« Reply #14 on: June 01, 2021, 02:58:13 PM »
We are very happy with the quality of what you have done. But for me it is very difficult to see/understand how much is done.
I believe I have read all the relevant information about it. But it's tough reading for a noob.

its a huge project even for very professional developers that do that stuff or system programming on daily basis

to reverse some algorithm is one thing, reverse a complete project or change parts of it is a complete different thing

the biggest problems are non-symbolic references (like non named offsets etc. in asm code) that forces you to keep the binary layout very near to the original
or else you will get hard to understand random bugs - but without a development background its nearly impossible to have an understanding of what that mean for debugging/bug fixing  :o - i don't how much relative offset based code is still in there - that means for example adding code add the end is mandatory (or right before the stack)
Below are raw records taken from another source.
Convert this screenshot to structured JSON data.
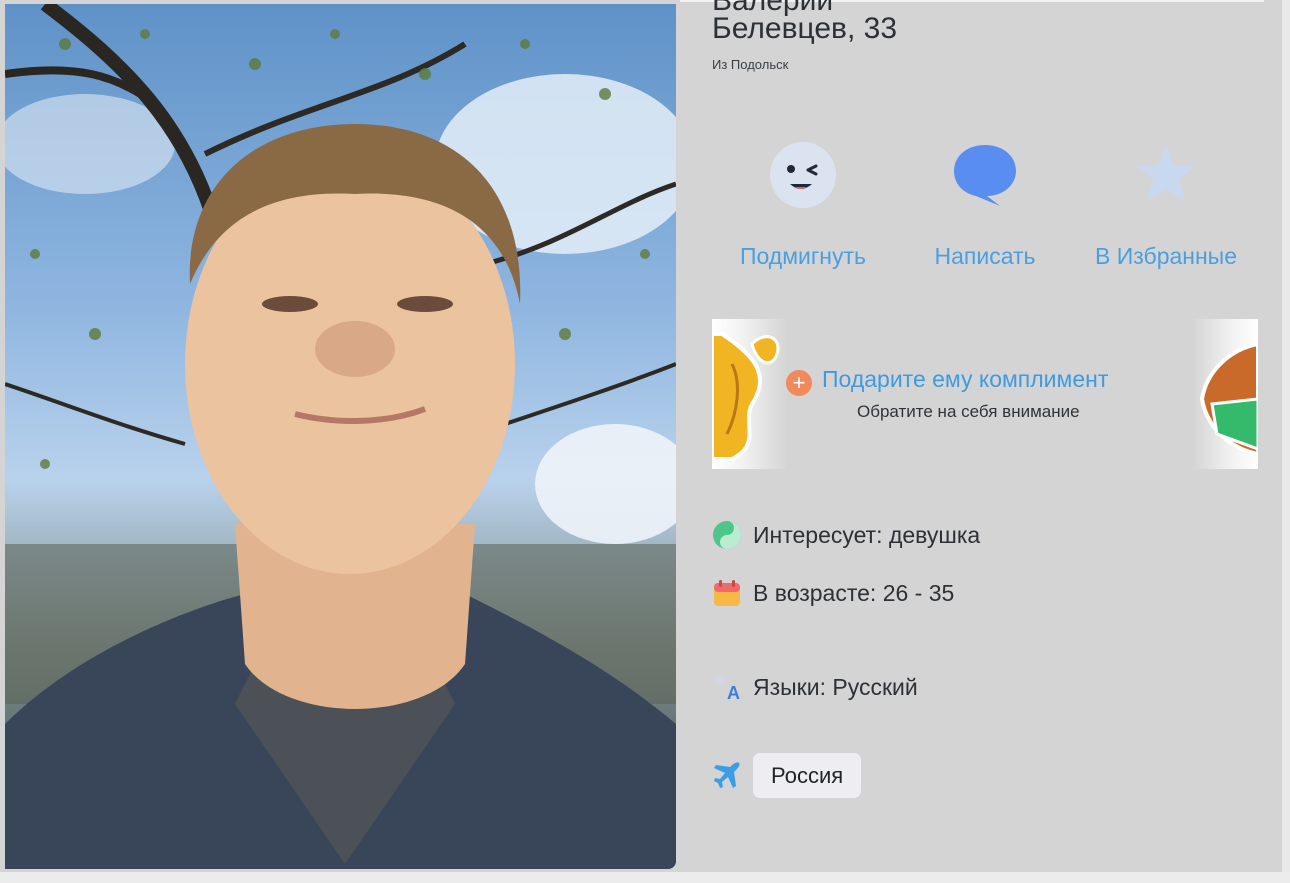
{
  "profile": {
    "name_line1": "Валерий",
    "name_line2": "Белевцев, 33",
    "city": "Из Подольск"
  },
  "actions": [
    {
      "label": "Подмигнуть",
      "icon": "wink-icon"
    },
    {
      "label": "Написать",
      "icon": "chat-bubble-icon"
    },
    {
      "label": "В Избранные",
      "icon": "star-icon"
    }
  ],
  "compliment": {
    "title": "Подарите ему комплимент",
    "subtitle": "Обратите на себя внимание"
  },
  "details": {
    "interest": "Интересует: девушка",
    "age_range": "В возрасте: 26 - 35",
    "languages": "Языки: Русский",
    "country": "Россия"
  },
  "colors": {
    "accent": "#4a9fe0",
    "background": "#d4d4d4",
    "plus_badge": "#f08a5c"
  }
}
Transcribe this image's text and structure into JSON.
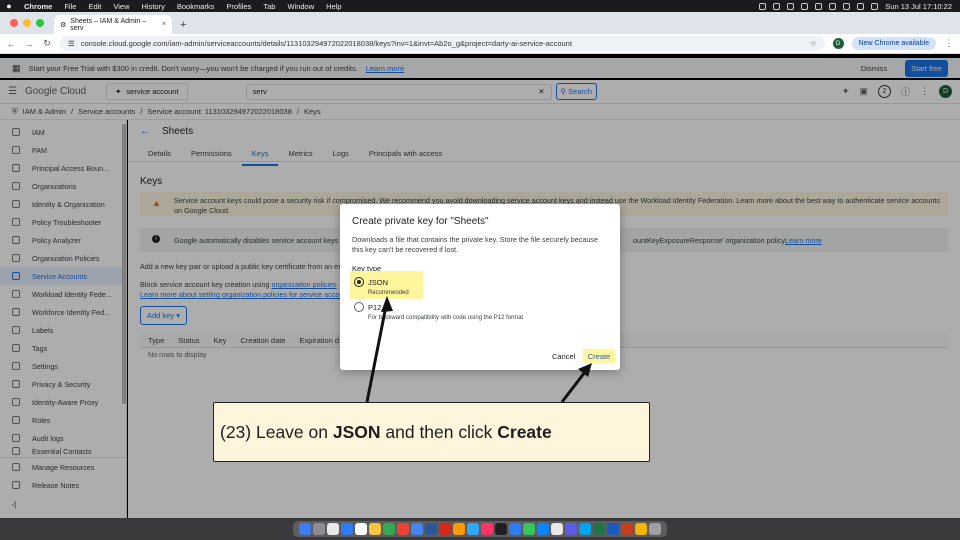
{
  "menubar": {
    "app": "Chrome",
    "items": [
      "File",
      "Edit",
      "View",
      "History",
      "Bookmarks",
      "Profiles",
      "Tab",
      "Window",
      "Help"
    ],
    "clock": "Sun 13 Jul  17:10:22"
  },
  "browser": {
    "tab_title": "Sheets – IAM & Admin – serv",
    "url": "console.cloud.google.com/iam-admin/serviceaccounts/details/113103294972022018038/keys?inv=1&invt=Ab2o_g&project=darty-ai-service-account",
    "profile_initial": "D",
    "new_chrome": "New Chrome available"
  },
  "trial": {
    "text": "Start your Free Trial with $300 in credit. Don't worry—you won't be charged if you run out of credits.",
    "link": "Learn more",
    "dismiss": "Dismiss",
    "start": "Start free"
  },
  "header": {
    "logo": "Google Cloud",
    "project": "service account",
    "search_value": "serv",
    "search_btn": "Search",
    "notif_count": "2",
    "avatar": "D"
  },
  "breadcrumb": [
    "IAM & Admin",
    "Service accounts",
    "Service account: 113103294972022018038",
    "Keys"
  ],
  "sidebar": {
    "items": [
      {
        "label": "IAM",
        "active": false
      },
      {
        "label": "PAM",
        "active": false
      },
      {
        "label": "Principal Access Boun...",
        "active": false
      },
      {
        "label": "Organizations",
        "active": false
      },
      {
        "label": "Identity & Organization",
        "active": false
      },
      {
        "label": "Policy Troubleshooter",
        "active": false
      },
      {
        "label": "Policy Analyzer",
        "active": false
      },
      {
        "label": "Organization Policies",
        "active": false
      },
      {
        "label": "Service Accounts",
        "active": true
      },
      {
        "label": "Workload Identity Fede...",
        "active": false
      },
      {
        "label": "Workforce Identity Fed...",
        "active": false
      },
      {
        "label": "Labels",
        "active": false
      },
      {
        "label": "Tags",
        "active": false
      },
      {
        "label": "Settings",
        "active": false
      },
      {
        "label": "Privacy & Security",
        "active": false
      },
      {
        "label": "Identity-Aware Proxy",
        "active": false
      },
      {
        "label": "Roles",
        "active": false
      },
      {
        "label": "Audit logs",
        "active": false
      },
      {
        "label": "Essential Contacts",
        "active": false
      }
    ],
    "bottom": [
      "Manage Resources",
      "Release Notes"
    ]
  },
  "main": {
    "title": "Sheets",
    "tabs": [
      "Details",
      "Permissions",
      "Keys",
      "Metrics",
      "Logs",
      "Principals with access"
    ],
    "active_tab": "Keys",
    "heading": "Keys",
    "warning": "Service account keys could pose a security risk if compromised. We recommend you avoid downloading service account keys and instead use the Workload Identity Federation. Learn more about the best way to authenticate service accounts on Google Cloud.",
    "info": "Google automatically disables service account keys d",
    "info_tail": "ountKeyExposureResponse' organization policy.",
    "info_link": "Learn more",
    "add_text": "Add a new key pair or upload a public key certificate from an exis",
    "block_text": "Block service account key creation using",
    "block_link": "organization policies",
    "learn_link": "Learn more about setting organization policies for service accounts",
    "add_key": "Add key",
    "columns": [
      "Type",
      "Status",
      "Key",
      "Creation date",
      "Expiration d"
    ],
    "empty": "No rows to display"
  },
  "dialog": {
    "title": "Create private key for \"Sheets\"",
    "desc": "Downloads a file that contains the private key. Store the file securely because this key can't be recovered if lost.",
    "key_type": "Key type",
    "opt1": "JSON",
    "opt1_sub": "Recommended",
    "opt2": "P12",
    "opt2_sub": "For backward compatibility with code using the P12 format",
    "cancel": "Cancel",
    "create": "Create"
  },
  "annotation": {
    "prefix": "(23) Leave on ",
    "b1": "JSON",
    "mid": " and then click ",
    "b2": "Create"
  }
}
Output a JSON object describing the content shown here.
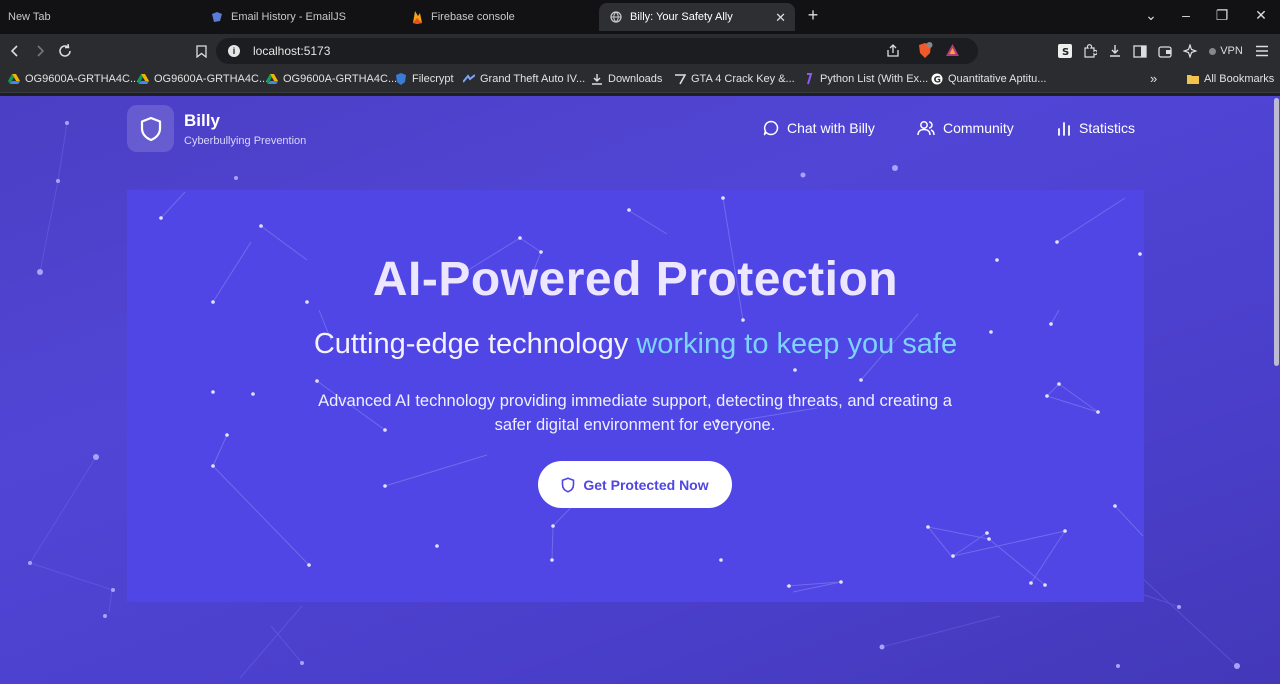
{
  "browser": {
    "tabs": [
      {
        "label": "New Tab",
        "active": false
      },
      {
        "label": "Email History - EmailJS",
        "active": false
      },
      {
        "label": "Firebase console",
        "active": false
      },
      {
        "label": "Billy: Your Safety Ally",
        "active": true
      }
    ],
    "url": "localhost:5173",
    "vpn_label": "VPN",
    "bookmarks": [
      "OG9600A-GRTHA4C...",
      "OG9600A-GRTHA4C...",
      "OG9600A-GRTHA4C...",
      "Filecrypt",
      "Grand Theft Auto IV...",
      "Downloads",
      "GTA 4 Crack Key &...",
      "Python List (With Ex...",
      "Quantitative Aptitu..."
    ],
    "bookmarks_overflow": "»",
    "all_bookmarks": "All Bookmarks"
  },
  "site": {
    "brand_name": "Billy",
    "brand_tagline": "Cyberbullying Prevention",
    "nav": {
      "chat": "Chat with Billy",
      "community": "Community",
      "statistics": "Statistics"
    },
    "hero": {
      "title": "AI-Powered Protection",
      "subtitle_plain": "Cutting-edge technology ",
      "subtitle_accent": "working to keep you safe",
      "description": "Advanced AI technology providing immediate support, detecting threats, and creating a safer digital environment for everyone.",
      "cta": "Get Protected Now"
    }
  },
  "colors": {
    "page_bg": "#4b3fc4",
    "hero_bg": "#4f46e5",
    "accent": "#7dd3fc",
    "cta_text": "#4f46e5"
  }
}
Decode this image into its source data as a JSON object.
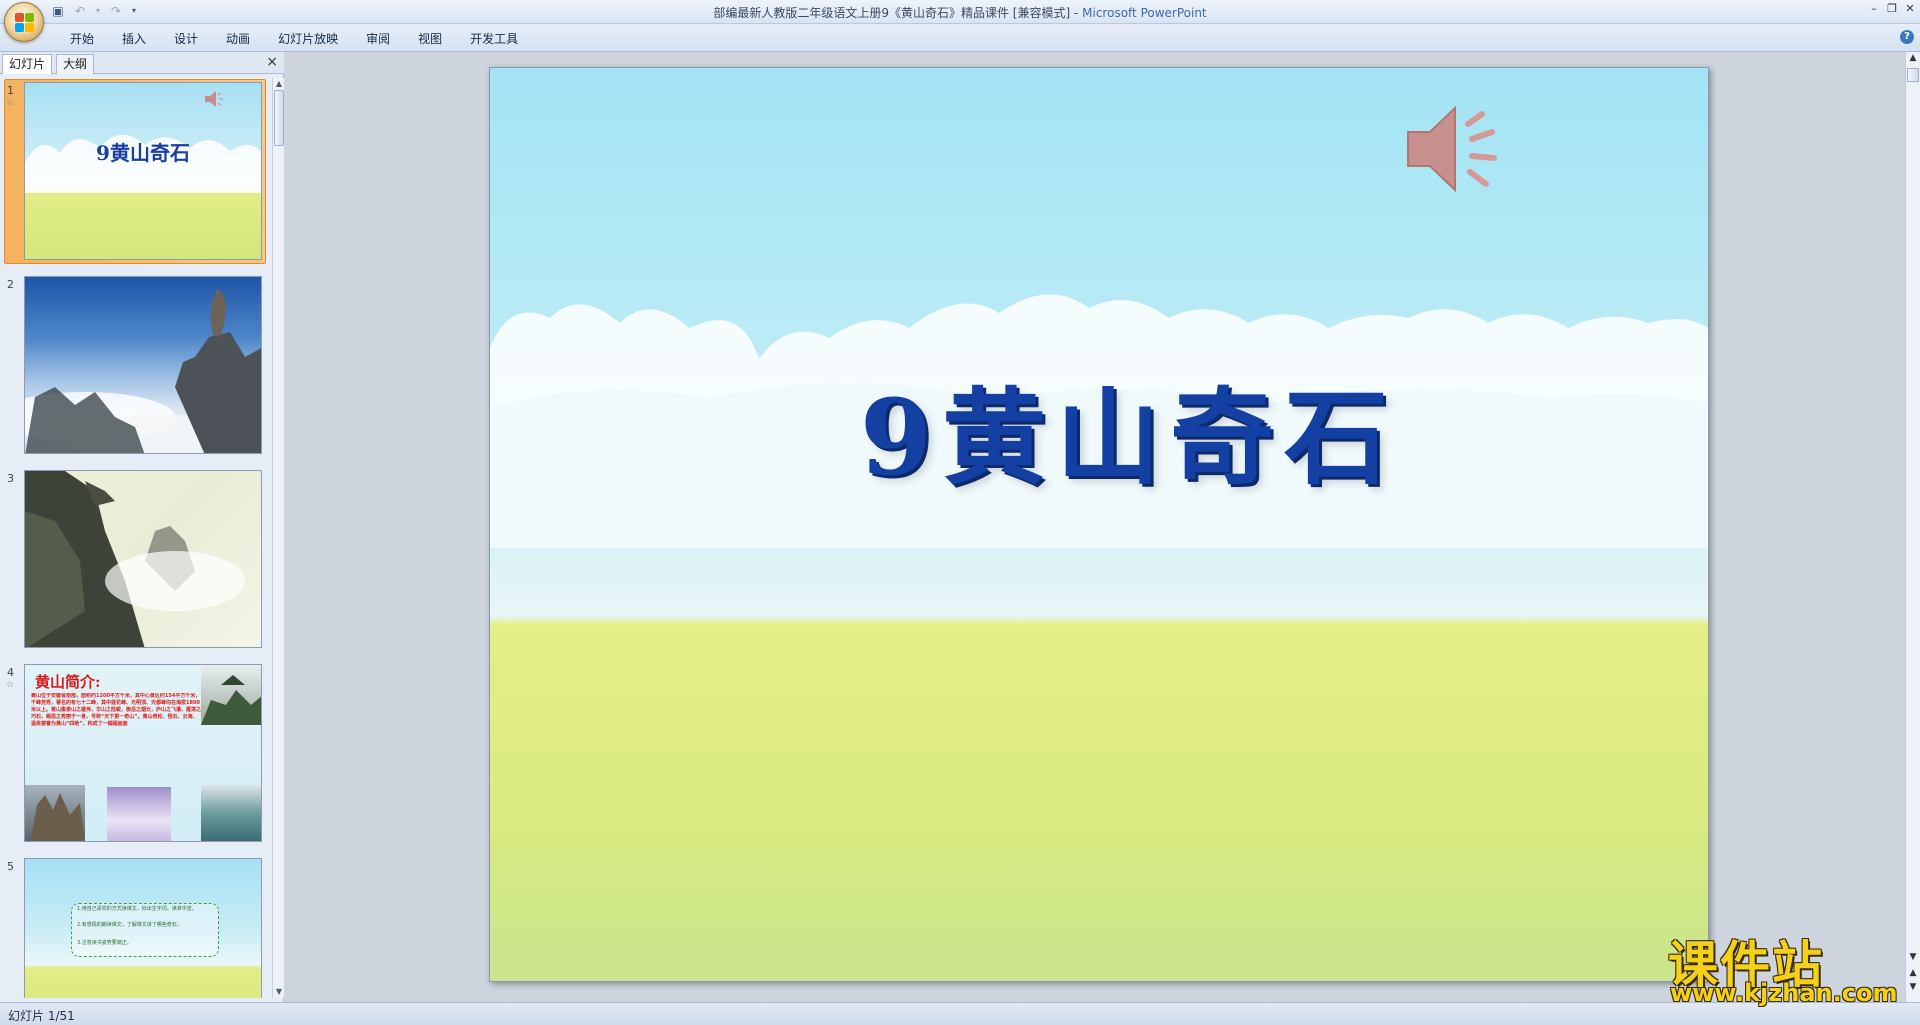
{
  "window": {
    "title": "部编最新人教版二年级语文上册9《黄山奇石》精品课件 [兼容模式]",
    "separator": " - ",
    "app_name": "Microsoft PowerPoint"
  },
  "quick_access": {
    "save_icon": "save-icon",
    "undo_icon": "undo-icon",
    "redo_icon": "redo-icon"
  },
  "ribbon": {
    "tabs": [
      "开始",
      "插入",
      "设计",
      "动画",
      "幻灯片放映",
      "审阅",
      "视图",
      "开发工具"
    ]
  },
  "panel": {
    "tabs": [
      "幻灯片",
      "大纲"
    ],
    "close_glyph": "×"
  },
  "thumbnails": [
    {
      "number": "1",
      "title": "9黄山奇石",
      "selected": true,
      "has_animation": true
    },
    {
      "number": "2",
      "selected": false
    },
    {
      "number": "3",
      "selected": false
    },
    {
      "number": "4",
      "heading": "黄山简介:",
      "has_animation": true,
      "body": "黄山位于安徽省南部，面积约1200平方千米，其中心景区约154平方千米，千峰竞秀，著名的有七十二峰，其中莲花峰、光明顶、天都峰均在海拔1800米以上。黄山集泰山之雄伟，华山之险峻，衡岳之烟云，庐山之飞瀑，雁荡之巧石，峨眉之秀丽于一身，号称“天下第一奇山”。黄山奇松、怪石、云海、温泉被誉为黄山“四绝”，构成了一幅幅画面"
    },
    {
      "number": "5",
      "selected": false,
      "lines": [
        "1.用自己喜欢的方式读课文，标出生字词，读准字音。",
        "2.有感情的朗读课文，了解课文讲了哪些奇石。",
        "3.注意读书姿势要端正。"
      ]
    }
  ],
  "slide": {
    "title": "9黄山奇石",
    "speaker_icon": "speaker-icon"
  },
  "status": {
    "slide_counter": "幻灯片 1/51"
  },
  "watermark": {
    "big": "课件站",
    "small": "www.kjzhan.com"
  }
}
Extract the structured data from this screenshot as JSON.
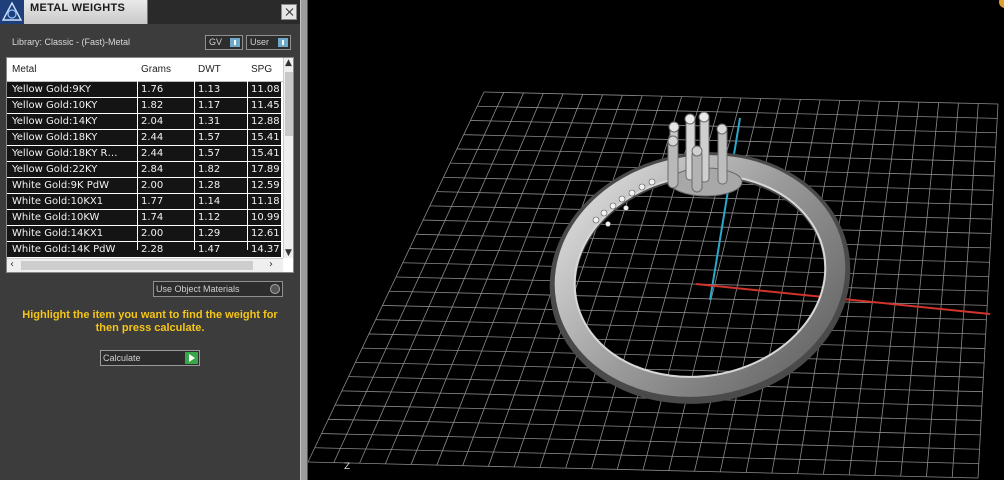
{
  "panel": {
    "title": "METAL WEIGHTS",
    "library_label": "Library: Classic - (Fast)-Metal",
    "gv_label": "GV",
    "user_label": "User",
    "use_object_materials": "Use Object Materials",
    "hint": "Highlight the item you want to find the weight for then press calculate.",
    "calculate_label": "Calculate"
  },
  "table": {
    "headers": [
      "Metal",
      "Grams",
      "DWT",
      "SPG"
    ],
    "rows": [
      [
        "Yellow Gold:9KY",
        "1.76",
        "1.13",
        "11.08"
      ],
      [
        "Yellow Gold:10KY",
        "1.82",
        "1.17",
        "11.45"
      ],
      [
        "Yellow Gold:14KY",
        "2.04",
        "1.31",
        "12.88"
      ],
      [
        "Yellow Gold:18KY",
        "2.44",
        "1.57",
        "15.41"
      ],
      [
        "Yellow Gold:18KY R…",
        "2.44",
        "1.57",
        "15.41"
      ],
      [
        "Yellow Gold:22KY",
        "2.84",
        "1.82",
        "17.89"
      ],
      [
        "White Gold:9K PdW",
        "2.00",
        "1.28",
        "12.59"
      ],
      [
        "White Gold:10KX1",
        "1.77",
        "1.14",
        "11.18"
      ],
      [
        "White Gold:10KW",
        "1.74",
        "1.12",
        "10.99"
      ],
      [
        "White Gold:14KX1",
        "2.00",
        "1.29",
        "12.61"
      ],
      [
        "White Gold:14K PdW",
        "2.28",
        "1.47",
        "14.37"
      ]
    ]
  },
  "viewport": {
    "axis_label": "Z",
    "colors": {
      "grid": "#8a8a8a",
      "axis_x": "#d0342c",
      "axis_y": "#2aa8c8",
      "ring": "#bdbdbd",
      "hint": "#f5c518"
    }
  }
}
problem ares: you are a noob and CAS did't not like industrie norm development  ::)
« Last Edit: June 01, 2021, 03:58:28 PM by llm »